Related news. Share relevant news stories on social media platforms. These can be articles that relate to your industry or even something that you personally find interesting. You’ll soon figure out which type of stories are most popular by the amount of Facebook likes, Twitter retweets and social approval you receive.

Videos. Short—and I mean short, two minutes maximum—videos about your company, products or services helps people to get to know you. (Remember, make it fun.) Consider creating how-to and instructional videos, posting them on YouTube, and sharing them on your blog as well as social platforms. Visuals can capture a customer quickly.

Pictures. If you are on one of the popular social platforms, you will no doubt see people sharing pictures—lots and lots of pictures. But sharing pictures that don't relate to your business can merely dilute your brand in the eyes of the community. (Kittens are cute, but I think I’ve only shared one kitten picture: He was wearing glasses and reading a book.) Whether you're sharing images of your own or from other websites, keep your brand focus front and center.

When it comes to building a community on social media, start slowly and be patient, all the time knowing that each person you connect with might be converted from stranger status to stakeholder and advocate.

Measure for Measure 

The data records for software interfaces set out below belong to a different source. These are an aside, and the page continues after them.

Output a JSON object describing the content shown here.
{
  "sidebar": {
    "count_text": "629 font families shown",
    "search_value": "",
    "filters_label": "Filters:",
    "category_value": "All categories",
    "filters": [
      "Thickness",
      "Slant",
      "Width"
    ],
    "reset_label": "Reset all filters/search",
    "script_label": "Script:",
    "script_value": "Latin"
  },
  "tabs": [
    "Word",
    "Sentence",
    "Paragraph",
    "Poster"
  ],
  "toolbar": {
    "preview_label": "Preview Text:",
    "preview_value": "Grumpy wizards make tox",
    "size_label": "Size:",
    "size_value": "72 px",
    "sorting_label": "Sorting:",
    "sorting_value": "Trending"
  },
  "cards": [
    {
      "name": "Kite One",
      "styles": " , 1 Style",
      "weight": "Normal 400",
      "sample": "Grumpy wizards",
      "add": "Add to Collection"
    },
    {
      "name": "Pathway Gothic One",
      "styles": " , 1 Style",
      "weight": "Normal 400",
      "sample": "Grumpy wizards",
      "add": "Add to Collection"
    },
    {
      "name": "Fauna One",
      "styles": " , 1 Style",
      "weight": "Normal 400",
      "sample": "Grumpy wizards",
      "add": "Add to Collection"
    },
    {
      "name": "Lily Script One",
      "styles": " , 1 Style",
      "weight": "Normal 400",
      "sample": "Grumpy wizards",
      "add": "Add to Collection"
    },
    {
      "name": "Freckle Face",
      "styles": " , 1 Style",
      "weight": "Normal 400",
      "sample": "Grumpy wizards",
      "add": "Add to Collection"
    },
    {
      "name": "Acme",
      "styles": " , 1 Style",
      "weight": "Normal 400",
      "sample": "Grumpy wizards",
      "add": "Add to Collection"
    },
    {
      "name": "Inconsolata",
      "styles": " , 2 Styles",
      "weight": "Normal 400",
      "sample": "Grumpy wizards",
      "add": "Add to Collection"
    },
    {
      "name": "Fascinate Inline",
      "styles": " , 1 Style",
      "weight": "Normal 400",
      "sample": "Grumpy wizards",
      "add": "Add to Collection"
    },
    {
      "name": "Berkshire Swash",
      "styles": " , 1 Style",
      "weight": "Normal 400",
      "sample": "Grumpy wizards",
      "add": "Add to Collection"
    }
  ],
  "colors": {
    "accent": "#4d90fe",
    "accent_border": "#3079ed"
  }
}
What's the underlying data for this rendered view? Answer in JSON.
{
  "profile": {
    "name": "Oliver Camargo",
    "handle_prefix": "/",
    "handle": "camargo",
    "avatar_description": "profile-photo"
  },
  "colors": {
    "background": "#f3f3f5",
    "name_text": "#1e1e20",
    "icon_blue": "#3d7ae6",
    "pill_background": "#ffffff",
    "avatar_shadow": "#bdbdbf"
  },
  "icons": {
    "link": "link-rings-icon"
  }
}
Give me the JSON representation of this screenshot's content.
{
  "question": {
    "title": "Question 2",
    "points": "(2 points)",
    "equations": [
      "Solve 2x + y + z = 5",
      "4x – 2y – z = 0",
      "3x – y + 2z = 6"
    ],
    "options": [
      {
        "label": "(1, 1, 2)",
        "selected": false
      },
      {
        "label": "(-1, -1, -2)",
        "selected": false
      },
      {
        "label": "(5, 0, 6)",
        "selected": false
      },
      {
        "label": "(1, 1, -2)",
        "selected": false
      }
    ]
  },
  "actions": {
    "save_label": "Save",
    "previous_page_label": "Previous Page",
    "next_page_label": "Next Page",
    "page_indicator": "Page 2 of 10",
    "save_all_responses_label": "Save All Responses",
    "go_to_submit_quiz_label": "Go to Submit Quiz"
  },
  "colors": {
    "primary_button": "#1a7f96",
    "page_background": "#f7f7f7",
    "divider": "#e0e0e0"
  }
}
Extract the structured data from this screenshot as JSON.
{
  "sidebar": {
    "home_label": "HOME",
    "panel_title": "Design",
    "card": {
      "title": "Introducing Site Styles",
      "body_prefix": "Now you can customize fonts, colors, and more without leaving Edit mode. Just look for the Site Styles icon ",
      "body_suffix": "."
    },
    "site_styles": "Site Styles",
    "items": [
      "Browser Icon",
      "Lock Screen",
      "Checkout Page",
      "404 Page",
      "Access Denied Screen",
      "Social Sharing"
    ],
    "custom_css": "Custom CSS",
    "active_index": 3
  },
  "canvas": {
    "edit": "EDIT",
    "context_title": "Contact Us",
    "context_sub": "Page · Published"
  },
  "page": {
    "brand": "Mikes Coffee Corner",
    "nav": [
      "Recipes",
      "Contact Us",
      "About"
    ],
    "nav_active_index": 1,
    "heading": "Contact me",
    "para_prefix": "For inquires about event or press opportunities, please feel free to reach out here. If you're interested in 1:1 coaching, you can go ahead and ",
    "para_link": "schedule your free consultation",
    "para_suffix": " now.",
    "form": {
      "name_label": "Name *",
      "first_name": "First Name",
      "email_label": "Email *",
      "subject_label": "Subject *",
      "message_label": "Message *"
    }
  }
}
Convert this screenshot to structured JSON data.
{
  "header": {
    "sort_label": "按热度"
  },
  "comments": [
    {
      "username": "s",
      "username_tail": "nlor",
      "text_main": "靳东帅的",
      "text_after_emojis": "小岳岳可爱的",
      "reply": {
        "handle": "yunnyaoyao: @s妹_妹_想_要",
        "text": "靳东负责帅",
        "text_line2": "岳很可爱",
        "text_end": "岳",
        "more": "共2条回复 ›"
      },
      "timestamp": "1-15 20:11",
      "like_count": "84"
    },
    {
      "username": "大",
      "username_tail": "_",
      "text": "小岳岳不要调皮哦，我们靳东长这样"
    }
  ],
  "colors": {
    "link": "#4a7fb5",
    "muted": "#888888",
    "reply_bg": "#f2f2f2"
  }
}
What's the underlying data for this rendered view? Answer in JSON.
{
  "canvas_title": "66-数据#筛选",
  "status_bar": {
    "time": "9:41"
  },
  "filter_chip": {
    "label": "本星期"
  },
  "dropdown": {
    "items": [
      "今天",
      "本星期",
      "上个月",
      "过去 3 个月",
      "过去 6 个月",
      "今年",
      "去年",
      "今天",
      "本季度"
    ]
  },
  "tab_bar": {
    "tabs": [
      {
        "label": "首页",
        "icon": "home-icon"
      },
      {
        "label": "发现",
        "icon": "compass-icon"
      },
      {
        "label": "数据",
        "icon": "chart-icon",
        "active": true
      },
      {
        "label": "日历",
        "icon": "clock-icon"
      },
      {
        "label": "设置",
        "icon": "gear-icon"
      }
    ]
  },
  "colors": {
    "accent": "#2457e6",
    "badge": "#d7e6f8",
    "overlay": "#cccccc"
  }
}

Metrics are important, but can be tricky. Twitter engagement seems to be the easiest to measure. If your budget is small (or nonexistent), you can go to Twitter Analytics and see how your tweets perform on the platform. Your past 28 days’ worth of history will be shown by day in a bar graph.

You can also see the engagement rates of individual tweets, broken down into number of engagements (clicks, favorites, retweets and more). Scrolling down through 28 days of tweets can give you a good idea of which hashtags, topics and times of day result in the most engagement.

Another analytics platform can be found at Simply Measured. Its Twitter account reports dig deep into every facet of your engagements. You’re not only given numbers and metrics, but recommendations as to what is working best, based on analysis of the deep data. If its pricing is a bit rich for your small business, you can sign up for a free trial to get some on-the-spot guidance on your outreach.

Most importantly, keep in mind that chasing numbers of followers should not be your goal. Quantity is great, but not everyone on social media is your targeted customer. Use search to find those who are interested in your business and center your outreach on qualified customers.

Marsha Collier is listed as a top influencer in lists from Forbes and Huffington Post. She’s also an author who has sold more than 1 million books on the topics of e-commerce, social media and online customer service. You can find her current books at and

Read more articles in our special section on Getting New Customers

Photos: iStockphoto